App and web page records
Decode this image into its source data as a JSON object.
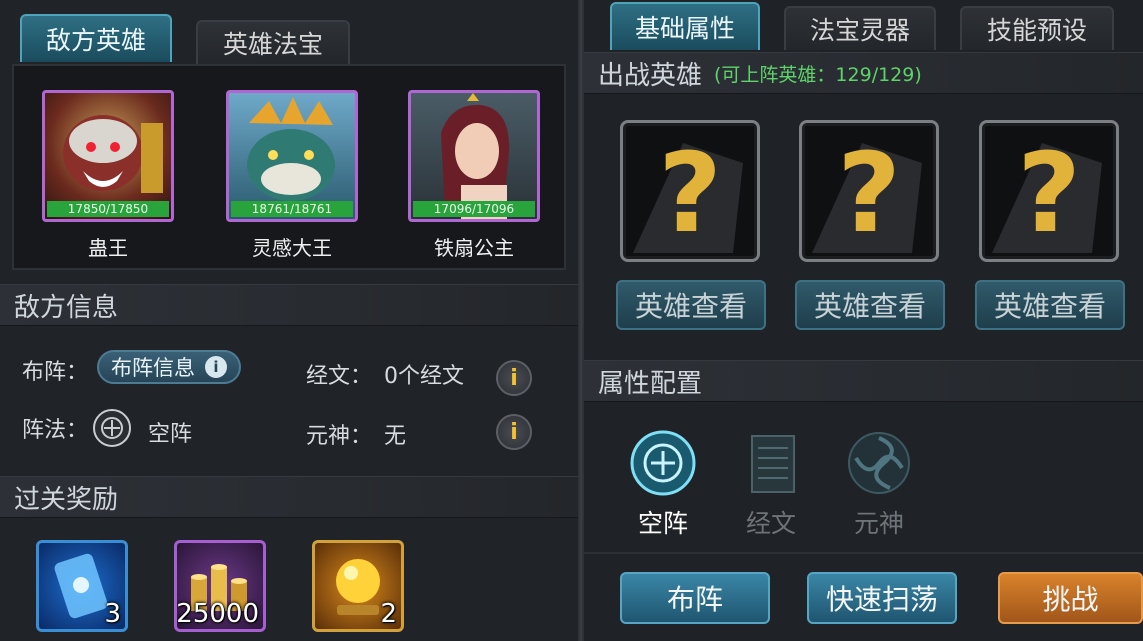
{
  "left": {
    "tabs": [
      {
        "label": "敌方英雄",
        "active": true
      },
      {
        "label": "英雄法宝",
        "active": false
      }
    ],
    "enemy_heroes": [
      {
        "name": "蛊王",
        "hp": "17850/17850"
      },
      {
        "name": "灵感大王",
        "hp": "18761/18761"
      },
      {
        "name": "铁扇公主",
        "hp": "17096/17096"
      }
    ],
    "enemy_info": {
      "title": "敌方信息",
      "formation_label": "布阵：",
      "formation_button": "布阵信息",
      "scripture_label": "经文：",
      "scripture_value": "0个经文",
      "array_label": "阵法：",
      "array_value": "空阵",
      "spirit_label": "元神：",
      "spirit_value": "无"
    },
    "rewards": {
      "title": "过关奖励",
      "items": [
        {
          "icon": "blue-talisman-icon",
          "count": "3"
        },
        {
          "icon": "gold-coins-icon",
          "count": "25000"
        },
        {
          "icon": "golden-orb-icon",
          "count": "2"
        }
      ]
    }
  },
  "right": {
    "tabs": [
      {
        "label": "基础属性",
        "active": true
      },
      {
        "label": "法宝灵器",
        "active": false
      },
      {
        "label": "技能预设",
        "active": false
      }
    ],
    "battle_heroes": {
      "title": "出战英雄",
      "subtitle": "(可上阵英雄：129/129)",
      "view_label": "英雄查看"
    },
    "attr_config": {
      "title": "属性配置",
      "items": [
        {
          "label": "空阵",
          "active": true
        },
        {
          "label": "经文",
          "active": false
        },
        {
          "label": "元神",
          "active": false
        }
      ]
    },
    "actions": {
      "formation": "布阵",
      "sweep": "快速扫荡",
      "challenge": "挑战"
    }
  },
  "colors": {
    "tab_active": "#2f6f84",
    "hp_green": "#29a43c",
    "subtitle_green": "#5fd36a",
    "challenge_orange": "#d9822b",
    "info_yellow": "#f2c230"
  }
}
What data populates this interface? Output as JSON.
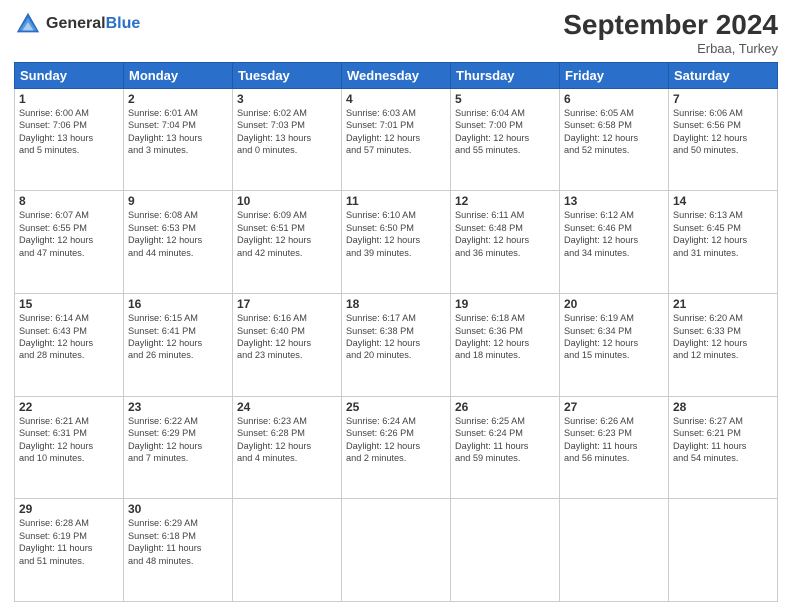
{
  "header": {
    "logo_general": "General",
    "logo_blue": "Blue",
    "month_title": "September 2024",
    "location": "Erbaa, Turkey"
  },
  "days_of_week": [
    "Sunday",
    "Monday",
    "Tuesday",
    "Wednesday",
    "Thursday",
    "Friday",
    "Saturday"
  ],
  "weeks": [
    [
      {
        "num": "1",
        "info": "Sunrise: 6:00 AM\nSunset: 7:06 PM\nDaylight: 13 hours\nand 5 minutes."
      },
      {
        "num": "2",
        "info": "Sunrise: 6:01 AM\nSunset: 7:04 PM\nDaylight: 13 hours\nand 3 minutes."
      },
      {
        "num": "3",
        "info": "Sunrise: 6:02 AM\nSunset: 7:03 PM\nDaylight: 13 hours\nand 0 minutes."
      },
      {
        "num": "4",
        "info": "Sunrise: 6:03 AM\nSunset: 7:01 PM\nDaylight: 12 hours\nand 57 minutes."
      },
      {
        "num": "5",
        "info": "Sunrise: 6:04 AM\nSunset: 7:00 PM\nDaylight: 12 hours\nand 55 minutes."
      },
      {
        "num": "6",
        "info": "Sunrise: 6:05 AM\nSunset: 6:58 PM\nDaylight: 12 hours\nand 52 minutes."
      },
      {
        "num": "7",
        "info": "Sunrise: 6:06 AM\nSunset: 6:56 PM\nDaylight: 12 hours\nand 50 minutes."
      }
    ],
    [
      {
        "num": "8",
        "info": "Sunrise: 6:07 AM\nSunset: 6:55 PM\nDaylight: 12 hours\nand 47 minutes."
      },
      {
        "num": "9",
        "info": "Sunrise: 6:08 AM\nSunset: 6:53 PM\nDaylight: 12 hours\nand 44 minutes."
      },
      {
        "num": "10",
        "info": "Sunrise: 6:09 AM\nSunset: 6:51 PM\nDaylight: 12 hours\nand 42 minutes."
      },
      {
        "num": "11",
        "info": "Sunrise: 6:10 AM\nSunset: 6:50 PM\nDaylight: 12 hours\nand 39 minutes."
      },
      {
        "num": "12",
        "info": "Sunrise: 6:11 AM\nSunset: 6:48 PM\nDaylight: 12 hours\nand 36 minutes."
      },
      {
        "num": "13",
        "info": "Sunrise: 6:12 AM\nSunset: 6:46 PM\nDaylight: 12 hours\nand 34 minutes."
      },
      {
        "num": "14",
        "info": "Sunrise: 6:13 AM\nSunset: 6:45 PM\nDaylight: 12 hours\nand 31 minutes."
      }
    ],
    [
      {
        "num": "15",
        "info": "Sunrise: 6:14 AM\nSunset: 6:43 PM\nDaylight: 12 hours\nand 28 minutes."
      },
      {
        "num": "16",
        "info": "Sunrise: 6:15 AM\nSunset: 6:41 PM\nDaylight: 12 hours\nand 26 minutes."
      },
      {
        "num": "17",
        "info": "Sunrise: 6:16 AM\nSunset: 6:40 PM\nDaylight: 12 hours\nand 23 minutes."
      },
      {
        "num": "18",
        "info": "Sunrise: 6:17 AM\nSunset: 6:38 PM\nDaylight: 12 hours\nand 20 minutes."
      },
      {
        "num": "19",
        "info": "Sunrise: 6:18 AM\nSunset: 6:36 PM\nDaylight: 12 hours\nand 18 minutes."
      },
      {
        "num": "20",
        "info": "Sunrise: 6:19 AM\nSunset: 6:34 PM\nDaylight: 12 hours\nand 15 minutes."
      },
      {
        "num": "21",
        "info": "Sunrise: 6:20 AM\nSunset: 6:33 PM\nDaylight: 12 hours\nand 12 minutes."
      }
    ],
    [
      {
        "num": "22",
        "info": "Sunrise: 6:21 AM\nSunset: 6:31 PM\nDaylight: 12 hours\nand 10 minutes."
      },
      {
        "num": "23",
        "info": "Sunrise: 6:22 AM\nSunset: 6:29 PM\nDaylight: 12 hours\nand 7 minutes."
      },
      {
        "num": "24",
        "info": "Sunrise: 6:23 AM\nSunset: 6:28 PM\nDaylight: 12 hours\nand 4 minutes."
      },
      {
        "num": "25",
        "info": "Sunrise: 6:24 AM\nSunset: 6:26 PM\nDaylight: 12 hours\nand 2 minutes."
      },
      {
        "num": "26",
        "info": "Sunrise: 6:25 AM\nSunset: 6:24 PM\nDaylight: 11 hours\nand 59 minutes."
      },
      {
        "num": "27",
        "info": "Sunrise: 6:26 AM\nSunset: 6:23 PM\nDaylight: 11 hours\nand 56 minutes."
      },
      {
        "num": "28",
        "info": "Sunrise: 6:27 AM\nSunset: 6:21 PM\nDaylight: 11 hours\nand 54 minutes."
      }
    ],
    [
      {
        "num": "29",
        "info": "Sunrise: 6:28 AM\nSunset: 6:19 PM\nDaylight: 11 hours\nand 51 minutes."
      },
      {
        "num": "30",
        "info": "Sunrise: 6:29 AM\nSunset: 6:18 PM\nDaylight: 11 hours\nand 48 minutes."
      },
      {
        "num": "",
        "info": ""
      },
      {
        "num": "",
        "info": ""
      },
      {
        "num": "",
        "info": ""
      },
      {
        "num": "",
        "info": ""
      },
      {
        "num": "",
        "info": ""
      }
    ]
  ]
}
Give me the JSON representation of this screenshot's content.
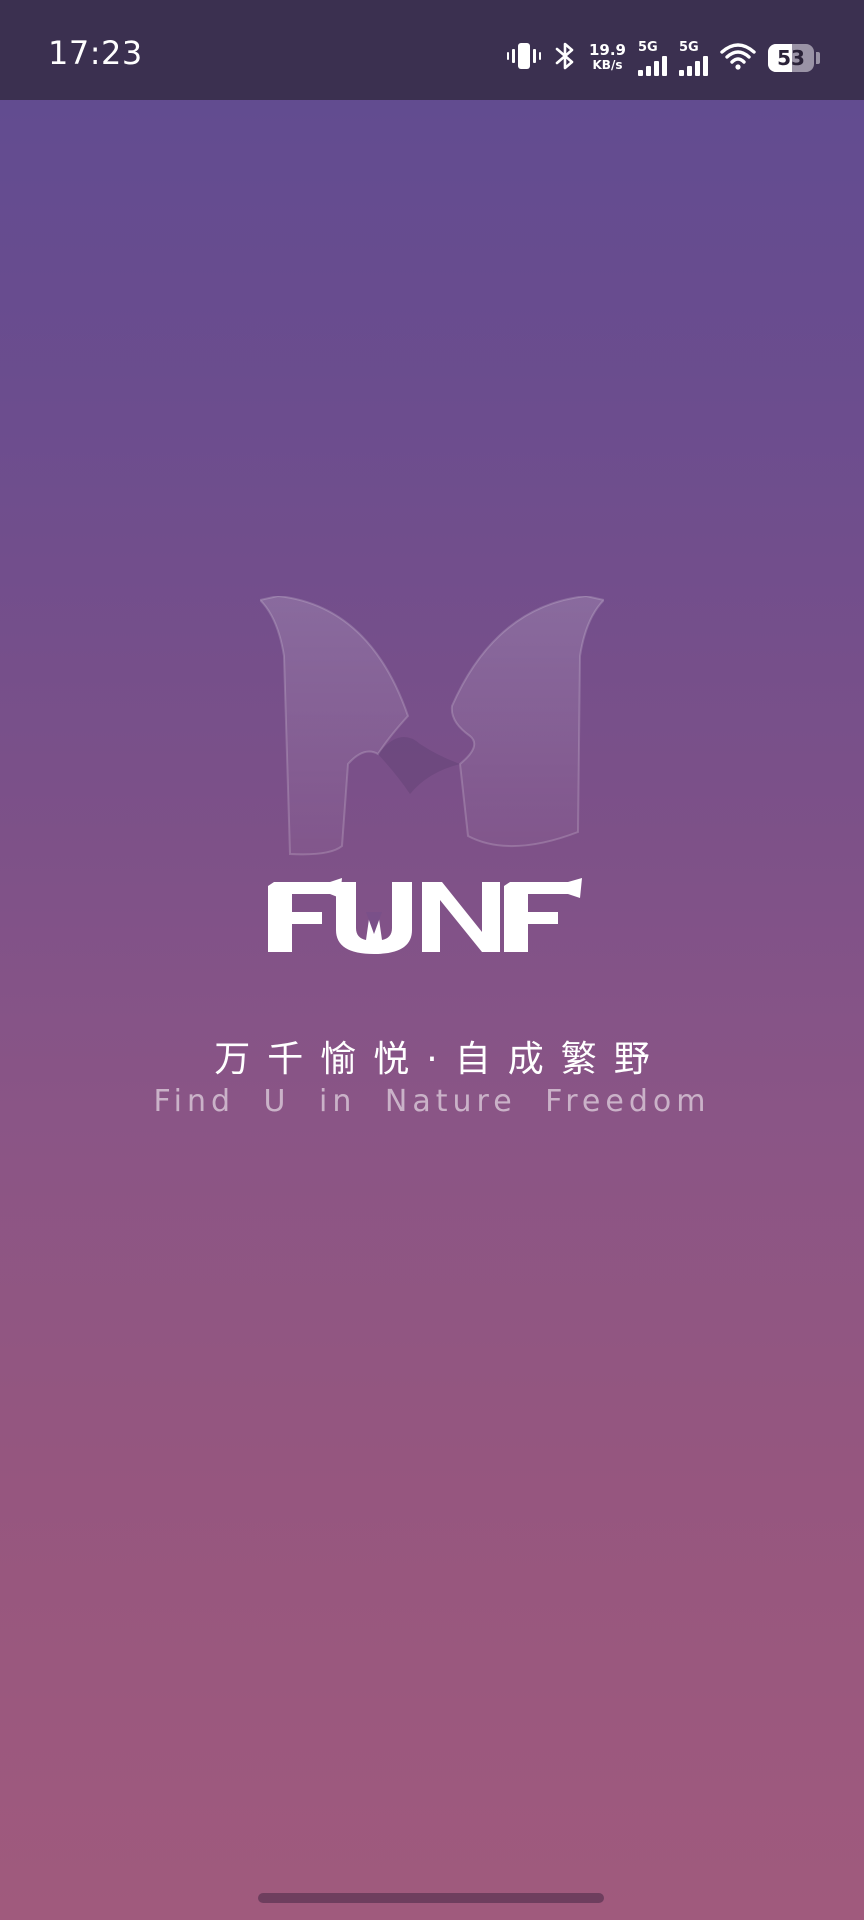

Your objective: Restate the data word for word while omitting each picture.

Solution to the exercise:
Decode this image into its source data as a JSON object.
{
  "left": {
    "tabs": [
      {
        "label": "敌方英雄",
        "active": true
      },
      {
        "label": "英雄法宝",
        "active": false
      }
    ],
    "enemy_heroes": [
      {
        "name": "蛊王",
        "hp": "17850/17850"
      },
      {
        "name": "灵感大王",
        "hp": "18761/18761"
      },
      {
        "name": "铁扇公主",
        "hp": "17096/17096"
      }
    ],
    "enemy_info": {
      "title": "敌方信息",
      "formation_label": "布阵：",
      "formation_button": "布阵信息",
      "scripture_label": "经文：",
      "scripture_value": "0个经文",
      "array_label": "阵法：",
      "array_value": "空阵",
      "spirit_label": "元神：",
      "spirit_value": "无"
    },
    "rewards": {
      "title": "过关奖励",
      "items": [
        {
          "icon": "blue-talisman-icon",
          "count": "3"
        },
        {
          "icon": "gold-coins-icon",
          "count": "25000"
        },
        {
          "icon": "golden-orb-icon",
          "count": "2"
        }
      ]
    }
  },
  "right": {
    "tabs": [
      {
        "label": "基础属性",
        "active": true
      },
      {
        "label": "法宝灵器",
        "active": false
      },
      {
        "label": "技能预设",
        "active": false
      }
    ],
    "battle_heroes": {
      "title": "出战英雄",
      "subtitle": "(可上阵英雄：129/129)",
      "view_label": "英雄查看"
    },
    "attr_config": {
      "title": "属性配置",
      "items": [
        {
          "label": "空阵",
          "active": true
        },
        {
          "label": "经文",
          "active": false
        },
        {
          "label": "元神",
          "active": false
        }
      ]
    },
    "actions": {
      "formation": "布阵",
      "sweep": "快速扫荡",
      "challenge": "挑战"
    }
  },
  "colors": {
    "tab_active": "#2f6f84",
    "hp_green": "#29a43c",
    "subtitle_green": "#5fd36a",
    "challenge_orange": "#d9822b",
    "info_yellow": "#f2c230"
  }
}
What data populates this interface? Output as JSON.
{
  "header": {
    "logo_general": "General",
    "logo_blue": "Blue",
    "month_title": "September 2024",
    "location": "Erbaa, Turkey"
  },
  "days_of_week": [
    "Sunday",
    "Monday",
    "Tuesday",
    "Wednesday",
    "Thursday",
    "Friday",
    "Saturday"
  ],
  "weeks": [
    [
      {
        "num": "1",
        "info": "Sunrise: 6:00 AM\nSunset: 7:06 PM\nDaylight: 13 hours\nand 5 minutes."
      },
      {
        "num": "2",
        "info": "Sunrise: 6:01 AM\nSunset: 7:04 PM\nDaylight: 13 hours\nand 3 minutes."
      },
      {
        "num": "3",
        "info": "Sunrise: 6:02 AM\nSunset: 7:03 PM\nDaylight: 13 hours\nand 0 minutes."
      },
      {
        "num": "4",
        "info": "Sunrise: 6:03 AM\nSunset: 7:01 PM\nDaylight: 12 hours\nand 57 minutes."
      },
      {
        "num": "5",
        "info": "Sunrise: 6:04 AM\nSunset: 7:00 PM\nDaylight: 12 hours\nand 55 minutes."
      },
      {
        "num": "6",
        "info": "Sunrise: 6:05 AM\nSunset: 6:58 PM\nDaylight: 12 hours\nand 52 minutes."
      },
      {
        "num": "7",
        "info": "Sunrise: 6:06 AM\nSunset: 6:56 PM\nDaylight: 12 hours\nand 50 minutes."
      }
    ],
    [
      {
        "num": "8",
        "info": "Sunrise: 6:07 AM\nSunset: 6:55 PM\nDaylight: 12 hours\nand 47 minutes."
      },
      {
        "num": "9",
        "info": "Sunrise: 6:08 AM\nSunset: 6:53 PM\nDaylight: 12 hours\nand 44 minutes."
      },
      {
        "num": "10",
        "info": "Sunrise: 6:09 AM\nSunset: 6:51 PM\nDaylight: 12 hours\nand 42 minutes."
      },
      {
        "num": "11",
        "info": "Sunrise: 6:10 AM\nSunset: 6:50 PM\nDaylight: 12 hours\nand 39 minutes."
      },
      {
        "num": "12",
        "info": "Sunrise: 6:11 AM\nSunset: 6:48 PM\nDaylight: 12 hours\nand 36 minutes."
      },
      {
        "num": "13",
        "info": "Sunrise: 6:12 AM\nSunset: 6:46 PM\nDaylight: 12 hours\nand 34 minutes."
      },
      {
        "num": "14",
        "info": "Sunrise: 6:13 AM\nSunset: 6:45 PM\nDaylight: 12 hours\nand 31 minutes."
      }
    ],
    [
      {
        "num": "15",
        "info": "Sunrise: 6:14 AM\nSunset: 6:43 PM\nDaylight: 12 hours\nand 28 minutes."
      },
      {
        "num": "16",
        "info": "Sunrise: 6:15 AM\nSunset: 6:41 PM\nDaylight: 12 hours\nand 26 minutes."
      },
      {
        "num": "17",
        "info": "Sunrise: 6:16 AM\nSunset: 6:40 PM\nDaylight: 12 hours\nand 23 minutes."
      },
      {
        "num": "18",
        "info": "Sunrise: 6:17 AM\nSunset: 6:38 PM\nDaylight: 12 hours\nand 20 minutes."
      },
      {
        "num": "19",
        "info": "Sunrise: 6:18 AM\nSunset: 6:36 PM\nDaylight: 12 hours\nand 18 minutes."
      },
      {
        "num": "20",
        "info": "Sunrise: 6:19 AM\nSunset: 6:34 PM\nDaylight: 12 hours\nand 15 minutes."
      },
      {
        "num": "21",
        "info": "Sunrise: 6:20 AM\nSunset: 6:33 PM\nDaylight: 12 hours\nand 12 minutes."
      }
    ],
    [
      {
        "num": "22",
        "info": "Sunrise: 6:21 AM\nSunset: 6:31 PM\nDaylight: 12 hours\nand 10 minutes."
      },
      {
        "num": "23",
        "info": "Sunrise: 6:22 AM\nSunset: 6:29 PM\nDaylight: 12 hours\nand 7 minutes."
      },
      {
        "num": "24",
        "info": "Sunrise: 6:23 AM\nSunset: 6:28 PM\nDaylight: 12 hours\nand 4 minutes."
      },
      {
        "num": "25",
        "info": "Sunrise: 6:24 AM\nSunset: 6:26 PM\nDaylight: 12 hours\nand 2 minutes."
      },
      {
        "num": "26",
        "info": "Sunrise: 6:25 AM\nSunset: 6:24 PM\nDaylight: 11 hours\nand 59 minutes."
      },
      {
        "num": "27",
        "info": "Sunrise: 6:26 AM\nSunset: 6:23 PM\nDaylight: 11 hours\nand 56 minutes."
      },
      {
        "num": "28",
        "info": "Sunrise: 6:27 AM\nSunset: 6:21 PM\nDaylight: 11 hours\nand 54 minutes."
      }
    ],
    [
      {
        "num": "29",
        "info": "Sunrise: 6:28 AM\nSunset: 6:19 PM\nDaylight: 11 hours\nand 51 minutes."
      },
      {
        "num": "30",
        "info": "Sunrise: 6:29 AM\nSunset: 6:18 PM\nDaylight: 11 hours\nand 48 minutes."
      },
      {
        "num": "",
        "info": ""
      },
      {
        "num": "",
        "info": ""
      },
      {
        "num": "",
        "info": ""
      },
      {
        "num": "",
        "info": ""
      },
      {
        "num": "",
        "info": ""
      }
    ]
  ]
}
Give me the JSON representation of this screenshot's content.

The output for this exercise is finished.